Can you see the pencil lines? I don’t know about you, but I can. They look kind of rough. There are a few digitally-drawn lines as you can see on the sidewalk, street, and even the bricks. And the colors are obviously digital.

Here is another image drawn traditionally and painted digitally.

Although this might not look nearly as exciting as the one with the teenage boy above, the pencil lines are more obvious. The colors were originally done with chartpak markers, which leave extreme marks. Some hues were re-painted in Photoshop.

While these were fist done with pencil outlines, sometimes I trace the pen over the pencil and erase the pencil marks, like in this image below.

Chairs

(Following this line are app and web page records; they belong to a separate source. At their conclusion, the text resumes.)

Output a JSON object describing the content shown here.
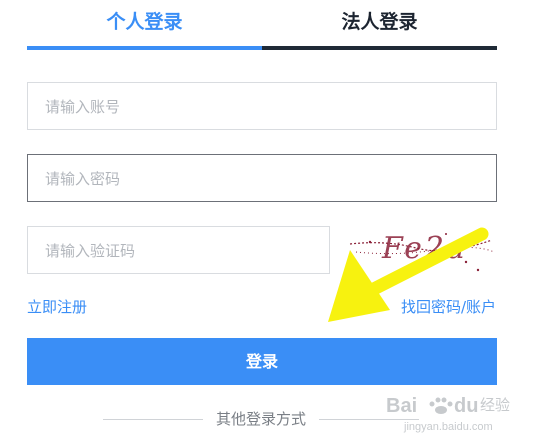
{
  "tabs": [
    {
      "label": "个人登录",
      "active": true
    },
    {
      "label": "法人登录",
      "active": false
    }
  ],
  "form": {
    "account_placeholder": "请输入账号",
    "password_placeholder": "请输入密码",
    "captcha_placeholder": "请输入验证码",
    "captcha_image_text": "Fe2a"
  },
  "links": {
    "register": "立即注册",
    "recover": "找回密码/账户"
  },
  "login_button": "登录",
  "other_login": "其他登录方式",
  "watermark": {
    "brand": "Bai",
    "brand_suffix": "du",
    "cn": "经验",
    "url": "jingyan.baidu.com"
  },
  "colors": {
    "accent": "#3a8ef6",
    "annotation_arrow": "#f7f20f",
    "captcha_ink": "#8a2138"
  },
  "icons": {
    "annotation": "arrow-icon",
    "watermark": "paw-icon"
  }
}
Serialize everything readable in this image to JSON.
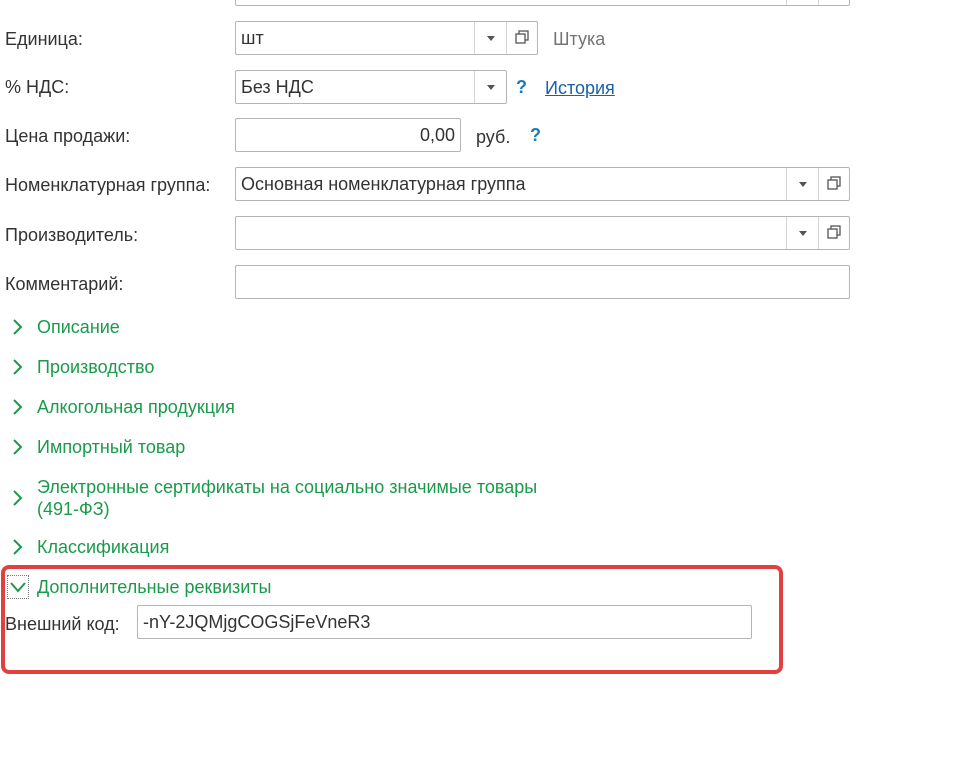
{
  "form": {
    "unit": {
      "label": "Единица:",
      "value": "шт",
      "hint": "Штука"
    },
    "vat": {
      "label": "% НДС:",
      "value": "Без НДС",
      "help": "?",
      "history_link": "История"
    },
    "price": {
      "label": "Цена продажи:",
      "value": "0,00",
      "currency": "руб.",
      "help": "?"
    },
    "nomenclature_group": {
      "label": "Номенклатурная группа:",
      "value": "Основная номенклатурная группа"
    },
    "manufacturer": {
      "label": "Производитель:",
      "value": ""
    },
    "comment": {
      "label": "Комментарий:",
      "value": ""
    }
  },
  "sections": [
    {
      "title": "Описание",
      "expanded": false
    },
    {
      "title": "Производство",
      "expanded": false
    },
    {
      "title": "Алкогольная продукция",
      "expanded": false
    },
    {
      "title": "Импортный товар",
      "expanded": false
    },
    {
      "title_line1": "Электронные сертификаты на социально значимые товары",
      "title_line2": "(491-ФЗ)",
      "expanded": false
    },
    {
      "title": "Классификация",
      "expanded": false
    },
    {
      "title": "Дополнительные реквизиты",
      "expanded": true
    }
  ],
  "extra": {
    "external_code_label": "Внешний код:",
    "external_code_value": "-nY-2JQMjgCOGSjFeVneR3"
  },
  "colors": {
    "section_green": "#1a9a4a",
    "highlight_red": "#e04040",
    "link_blue": "#1a5fa8"
  }
}
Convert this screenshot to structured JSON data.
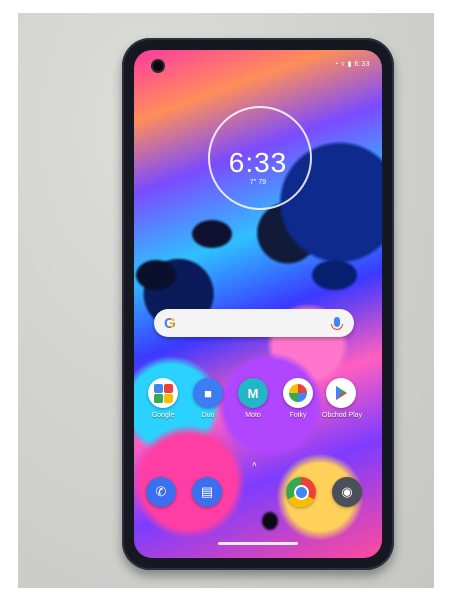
{
  "status": {
    "time": "6:33"
  },
  "clock": {
    "time": "6:33",
    "weather": "7° 79"
  },
  "search": {
    "logo": "G"
  },
  "apps": [
    {
      "name": "google-folder",
      "label": "Google"
    },
    {
      "name": "duo",
      "label": "Duo"
    },
    {
      "name": "moto",
      "label": "Moto"
    },
    {
      "name": "photos",
      "label": "Fotky"
    },
    {
      "name": "play-store",
      "label": "Obchod Play"
    }
  ],
  "dock": [
    "phone",
    "messages",
    "chrome",
    "camera"
  ]
}
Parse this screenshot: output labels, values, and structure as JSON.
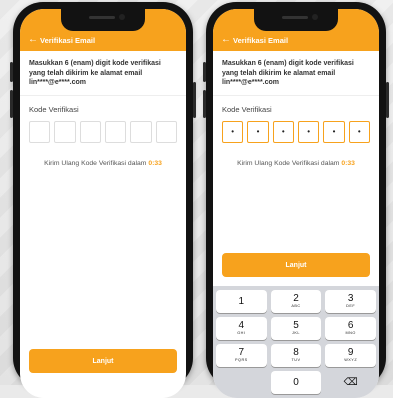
{
  "header": {
    "back_icon": "arrow-left-icon",
    "title": "Verifikasi Email"
  },
  "instruction": "Masukkan 6 (enam) digit kode verifikasi yang telah dikirim ke alamat email lin****@e****.com",
  "code_label": "Kode Verifikasi",
  "resend_text": "Kirim Ulang Kode Verifikasi dalam",
  "timer": "0:33",
  "continue_label": "Lanjut",
  "code_mask": "•",
  "accent_color": "#f7a21d",
  "keypad": [
    [
      {
        "num": "1",
        "let": ""
      },
      {
        "num": "2",
        "let": "ABC"
      },
      {
        "num": "3",
        "let": "DEF"
      }
    ],
    [
      {
        "num": "4",
        "let": "GHI"
      },
      {
        "num": "5",
        "let": "JKL"
      },
      {
        "num": "6",
        "let": "MNO"
      }
    ],
    [
      {
        "num": "7",
        "let": "PQRS"
      },
      {
        "num": "8",
        "let": "TUV"
      },
      {
        "num": "9",
        "let": "WXYZ"
      }
    ],
    [
      {
        "num": "",
        "let": ""
      },
      {
        "num": "0",
        "let": ""
      },
      {
        "num": "⌫",
        "let": ""
      }
    ]
  ]
}
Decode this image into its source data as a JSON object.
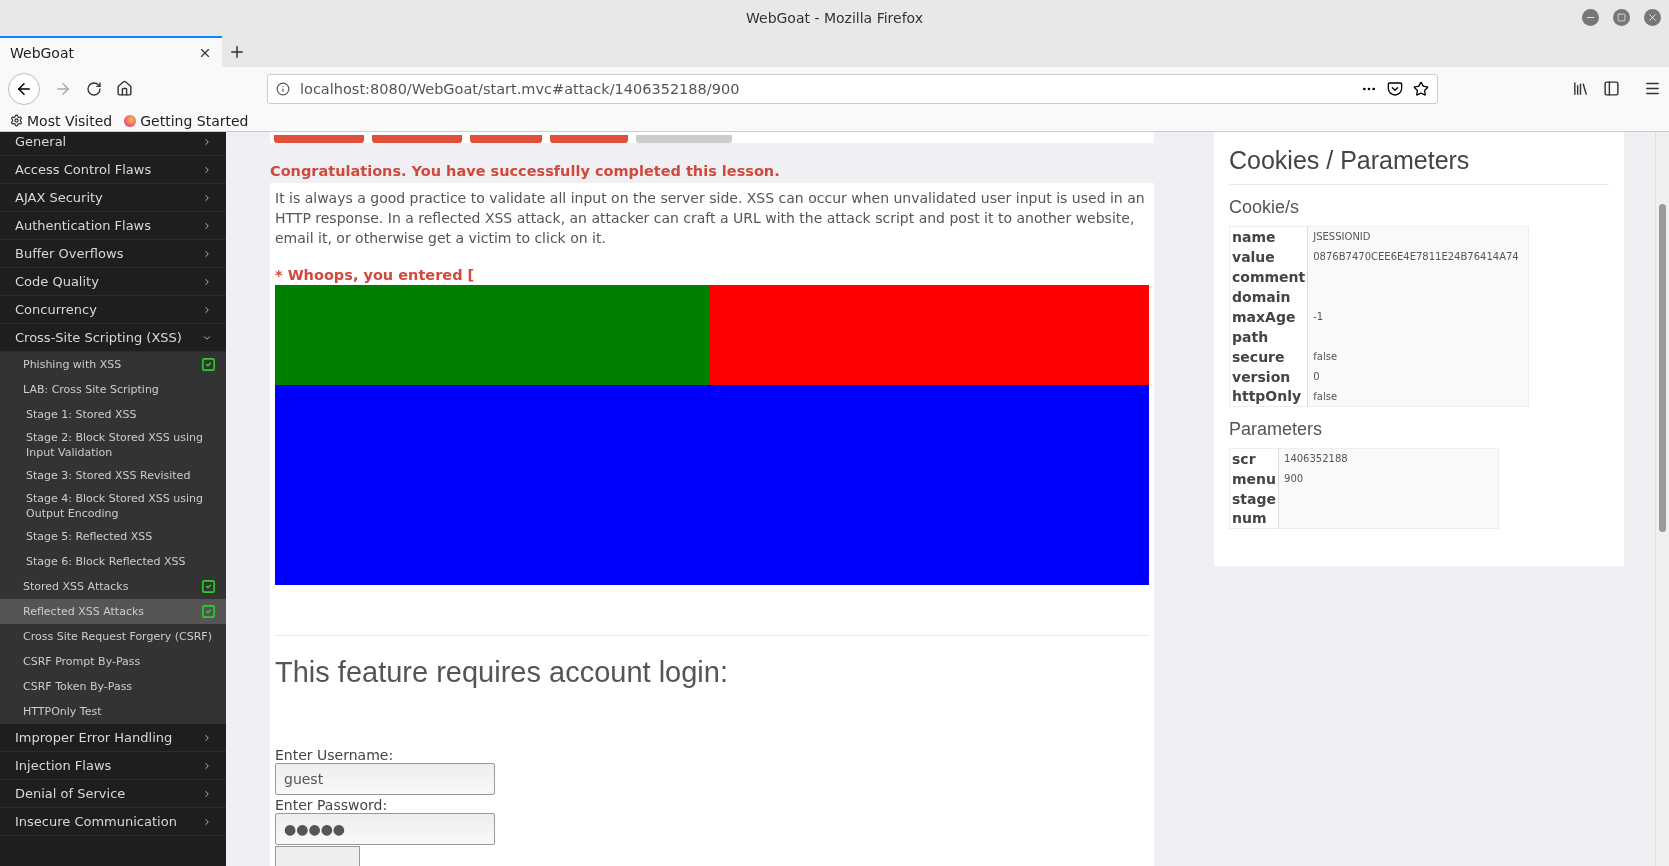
{
  "window": {
    "title": "WebGoat - Mozilla Firefox"
  },
  "tabs": [
    {
      "label": "WebGoat",
      "selected": true
    }
  ],
  "address_bar": {
    "url": "localhost:8080/WebGoat/start.mvc#attack/1406352188/900"
  },
  "bookmarks": [
    {
      "label": "Most Visited",
      "kind": "gear"
    },
    {
      "label": "Getting Started",
      "kind": "firefox"
    }
  ],
  "sidebar": {
    "items": [
      {
        "label": "General",
        "expanded": false
      },
      {
        "label": "Access Control Flaws",
        "expanded": false
      },
      {
        "label": "AJAX Security",
        "expanded": false
      },
      {
        "label": "Authentication Flaws",
        "expanded": false
      },
      {
        "label": "Buffer Overflows",
        "expanded": false
      },
      {
        "label": "Code Quality",
        "expanded": false
      },
      {
        "label": "Concurrency",
        "expanded": false
      },
      {
        "label": "Cross-Site Scripting (XSS)",
        "expanded": true,
        "children": [
          {
            "label": "Phishing with XSS",
            "completed": true,
            "selected": false
          },
          {
            "label": "LAB: Cross Site Scripting",
            "completed": false,
            "selected": false,
            "children": [
              {
                "label": "Stage 1: Stored XSS",
                "completed": false,
                "selected": false
              },
              {
                "label": "Stage 2: Block Stored XSS using Input Validation",
                "completed": false,
                "selected": false
              },
              {
                "label": "Stage 3: Stored XSS Revisited",
                "completed": false,
                "selected": false
              },
              {
                "label": "Stage 4: Block Stored XSS using Output Encoding",
                "completed": false,
                "selected": false
              },
              {
                "label": "Stage 5: Reflected XSS",
                "completed": false,
                "selected": false
              },
              {
                "label": "Stage 6: Block Reflected XSS",
                "completed": false,
                "selected": false
              }
            ]
          },
          {
            "label": "Stored XSS Attacks",
            "completed": true,
            "selected": false
          },
          {
            "label": "Reflected XSS Attacks",
            "completed": true,
            "selected": true
          },
          {
            "label": "Cross Site Request Forgery (CSRF)",
            "completed": false,
            "selected": false
          },
          {
            "label": "CSRF Prompt By-Pass",
            "completed": false,
            "selected": false
          },
          {
            "label": "CSRF Token By-Pass",
            "completed": false,
            "selected": false
          },
          {
            "label": "HTTPOnly Test",
            "completed": false,
            "selected": false
          }
        ]
      },
      {
        "label": "Improper Error Handling",
        "expanded": false
      },
      {
        "label": "Injection Flaws",
        "expanded": false
      },
      {
        "label": "Denial of Service",
        "expanded": false
      },
      {
        "label": "Insecure Communication",
        "expanded": false
      }
    ]
  },
  "lesson": {
    "success_message": "Congratulations. You have successfully completed this lesson.",
    "description": "It is always a good practice to validate all input on the server side. XSS can occur when unvalidated user input is used in an HTTP response. In a reflected XSS attack, an attacker can craft a URL with the attack script and post it to another website, email it, or otherwise get a victim to click on it.",
    "error_message": "* Whoops, you entered [",
    "login_heading": "This feature requires account login:",
    "username_label": "Enter Username:",
    "username": "guest",
    "password_label": "Enter Password:",
    "password": "●●●●●"
  },
  "cookies_panel": {
    "title": "Cookies / Parameters",
    "cookies_heading": "Cookie/s",
    "cookies": [
      {
        "key": "name",
        "value": "JSESSIONID"
      },
      {
        "key": "value",
        "value": "0876B7470CEE6E4E7811E24B76414A74"
      },
      {
        "key": "comment"
      },
      {
        "key": "domain"
      },
      {
        "key": "maxAge",
        "value": "-1"
      },
      {
        "key": "path"
      },
      {
        "key": "secure",
        "value": "false"
      },
      {
        "key": "version",
        "value": "0"
      },
      {
        "key": "httpOnly",
        "value": "false"
      }
    ],
    "parameters_heading": "Parameters",
    "parameters": [
      {
        "key": "scr",
        "value": "1406352188"
      },
      {
        "key": "menu",
        "value": "900"
      },
      {
        "key": "stage"
      },
      {
        "key": "num"
      }
    ]
  }
}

Those lines look crisp and clear, not to mention much smoother. That is because they were done with high-quality pens. And, of course, the colors are digital.

Yes, Photoshop and any other Adobe program is costly. But if you have it or want it, once you get good at it, coloring your hand-drawn images is super fun.

art

Mini Art Show: A Young Woman Sketch

Oh, isn’t she lovely? Ha, ha, just admiring this sketch I did years ago. It wasn’t for school, but for pleasure. I wanted to learn how to make more realistic (technically semi-realistic) portraits.

I saw a video of some guy sketching a woman’s face. I practiced that too, and then tried doing other variations of my own. This was one of them.

And let me guess what you think. She looks like Fleur Delacour from “Harry Potter”, doesn’t she? I actually discovered that by mistake when sketching this image. I was NOT trying to draw Fleur, nor was I trying any “Harry Potter” fan art. Actually, when I was 13, I made silly “Harry Potter” fan art of the characters doing silly, ridiculous things. They are no longer funny. Twelve years ago, I laughed by brains out at them and showed my family. They were unimpressed. Now I look at them and think, “Oh, god”.

That’s another topic, though. But who doesn’t like to have fun? Anyway, let me get back to the image.

Why does the hair have bolded streaks, you may ask? Because the demonstrator in the video did his drawing like that. Where are the other variations? Unfortunately, I might’ve thrown them all away, including this one. I was probably cleaning out my room and felt that I no longer needed those pictures. Luckily, I photographed this one and the digital picture of it is still here.

There is not much else about this drawing that I want to discuss. The shading was done based on what I’ve learned. Also, in the original image that this was based off, the woman didn’t have a ponytail. That’s all, guys.